If it had been just Mary and me, we would have spent the two-hour drive chatting about the birds we’d each seen that week as warbler migration was peaking, talking about the birds we hoped to see on this trip, and plotting out strategies so even if the rain kept up, we’d see wonderful things. But even from the front seat where Mary belonged, Dave continued complaining. What if the rain didn’t let up? I said birds can’t go indoors so we’d certainly see some, and it’s not like we didn’t have umbrellas. Except he didn’t bring one. I had a rain hat with a wide enough brim to protect my eyes and binoculars, so I told him he could use mine, but he said he could hardly manage binoculars with one hand while holding an umbrella. I’d already figured out the technique of sliding the umbrella under my shirt into the center of my bra, which holds it securely in place, but was too shy and proper to mention that sort of risqué thing, and he’d have complained about how that wasn’t fair to men.
Then he started whining about how his tent leaked. I said I could flatten the hatchback’s backseat so he could sleep in the car, but no—he said his back would make that impossible. I don’t think we spent even a minute of the long drive chatting about birds.
The field trip participants were supposed to meet at 9 am sharp in the picnic area near the entrance to the state forest, and the driving rain slowed us down plus we’d lost time pulling over so Dave could take the front seat, so we were cutting it close, but we made it. I expected to see at least a dozen cars there before us, but no—the parking area was empty. Well, empty of cars. There were plenty of birds in the trees, and now the rain was just a steady drizzle, so Mary and I jumped out. Despite the rain, we tallied 25 species, including a stunning Black-billed Cuckoo—a lifer for both Mary and me—not far from the car. I ran to tell Dave, but he’d seen one of those before. He stayed hunkered down with his arms folded across his chest and a frown on his face.
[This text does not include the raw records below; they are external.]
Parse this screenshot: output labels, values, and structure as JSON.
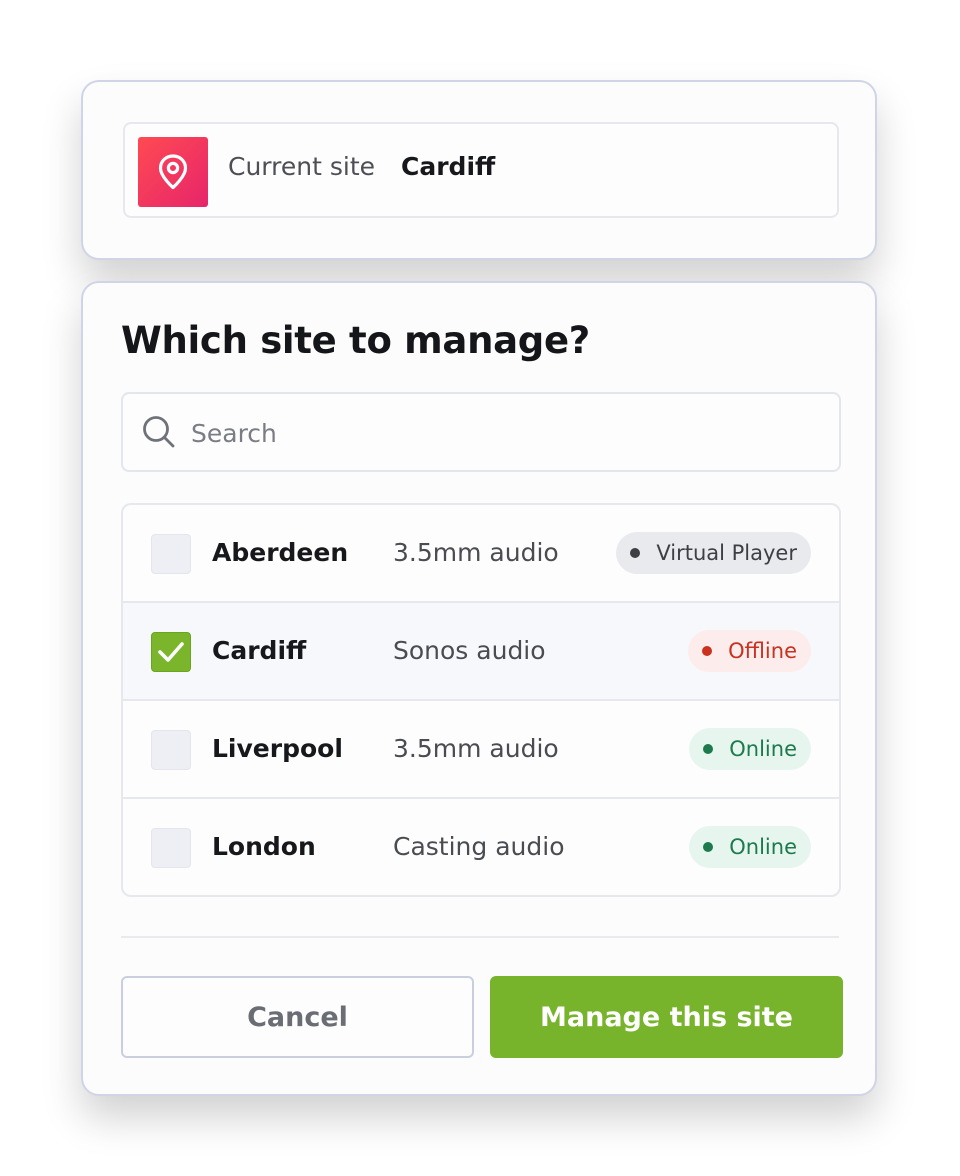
{
  "current_site": {
    "label": "Current site",
    "value": "Cardiff",
    "icon": "map-pin-icon"
  },
  "dialog": {
    "title": "Which site to manage?",
    "search": {
      "placeholder": "Search",
      "value": "",
      "icon": "search-icon"
    },
    "sites": [
      {
        "name": "Aberdeen",
        "audio": "3.5mm audio",
        "status": "Virtual Player",
        "checked": false
      },
      {
        "name": "Cardiff",
        "audio": "Sonos audio",
        "status": "Offline",
        "checked": true
      },
      {
        "name": "Liverpool",
        "audio": "3.5mm audio",
        "status": "Online",
        "checked": false
      },
      {
        "name": "London",
        "audio": "Casting audio",
        "status": "Online",
        "checked": false
      }
    ],
    "cancel_label": "Cancel",
    "manage_label": "Manage this site"
  },
  "colors": {
    "accent_green": "#78b32c",
    "pin_gradient_start": "#ff4a52",
    "pin_gradient_end": "#e6256b",
    "status_offline": "#c8321f",
    "status_online": "#1c7a4d",
    "status_virtual": "#3d3f45"
  }
}
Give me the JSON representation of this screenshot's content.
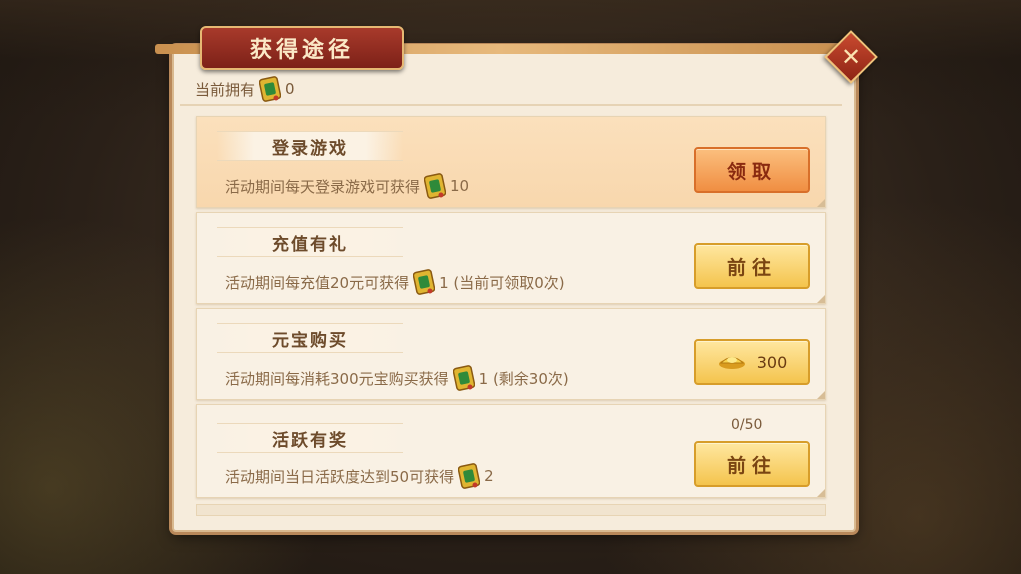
{
  "dialog": {
    "title": "获得途径",
    "close_label": "✕"
  },
  "owned": {
    "label": "当前拥有",
    "count": "0",
    "icon": "scroll-token-icon"
  },
  "rows": [
    {
      "name": "登录游戏",
      "desc_prefix": "活动期间每天登录游戏可获得",
      "desc_suffix": "10",
      "button": "领取",
      "style": "orange"
    },
    {
      "name": "充值有礼",
      "desc_prefix": "活动期间每充值20元可获得",
      "desc_suffix": "1 (当前可领取0次)",
      "button": "前往",
      "style": "yellow"
    },
    {
      "name": "元宝购买",
      "desc_prefix": "活动期间每消耗300元宝购买获得",
      "desc_suffix": "1 (剩余30次)",
      "button": "300",
      "button_icon": "gold-ingot-icon",
      "style": "yellow"
    },
    {
      "name": "活跃有奖",
      "desc_prefix": "活动期间当日活跃度达到50可获得",
      "desc_suffix": "2",
      "button": "前往",
      "progress": "0/50",
      "style": "yellow"
    }
  ],
  "colors": {
    "title_plate": "#a83a2b",
    "panel_bg": "#f6ecdc",
    "button_orange": "#f08e42",
    "button_yellow": "#f4c44d",
    "token_green": "#2f8a3a",
    "token_gold": "#e0b531"
  }
}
Mary and I had a lovely time in the picnic and parking area while Dave stayed in the car, now complaining because he didn’t bring anything to read. The drizzle kept up, but the temperature was pleasant and there was no wind. It wasn’t the best birding ever, but was far from the worst.
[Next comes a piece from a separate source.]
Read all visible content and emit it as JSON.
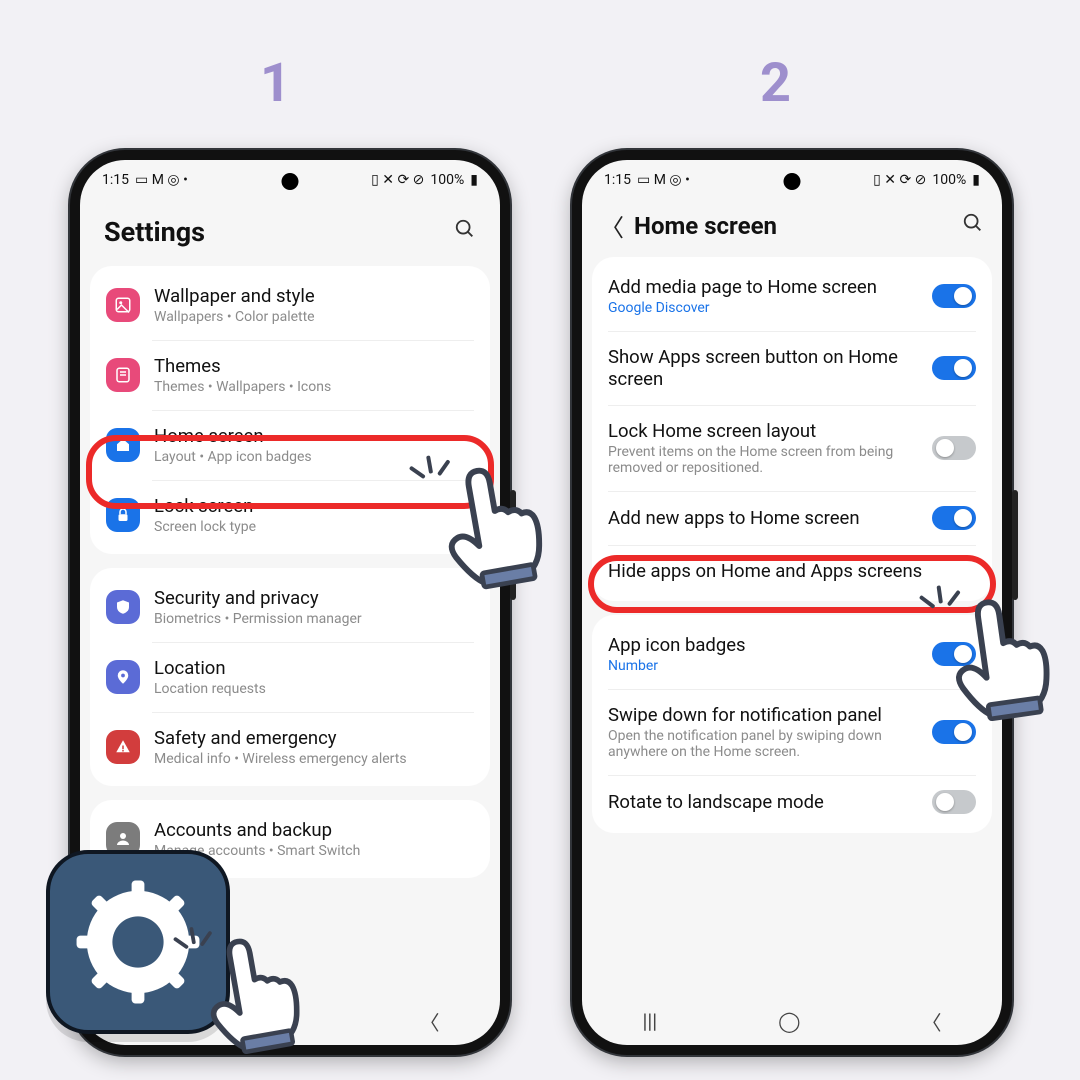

This being 1976, there was a phone booth by the office, not far away, so after a couple of hours, it occurred to me to call Russ at home. He said maybe 10 minutes after I left, someone from Audubon had called to tell me the field trip had been cancelled. I had the Audubon newsletter with the weekend’s itinerary and directions to Warren Woods State Park, Warren Dunes State Park, and the Grand Mere Dunes. Mary and I would have seen a LOT of new birds in those spots, and we both wanted to forge ahead, but somehow spending the next 30 or more hours with a cranky third wheel didn’t seem bearable, so we headed home.
Mary Bouchard and I did some more birding together in the next couple of weeks, but then Russ and I moved to Madison, Wisconsin, early in June and I lost track of her. I just now googled Dave and he was easy to find, but I doubt he’d want to hear from me any more than I’d want to hear from him. He did teach me important lessons about saying no and about doing my best to be adaptable when birding with others. I can’t help but think about him as well as Mary Bouchard whenever I see or even think about a Black-billed Cuckoo—one of the saving graces of an unforgettable lost weekend.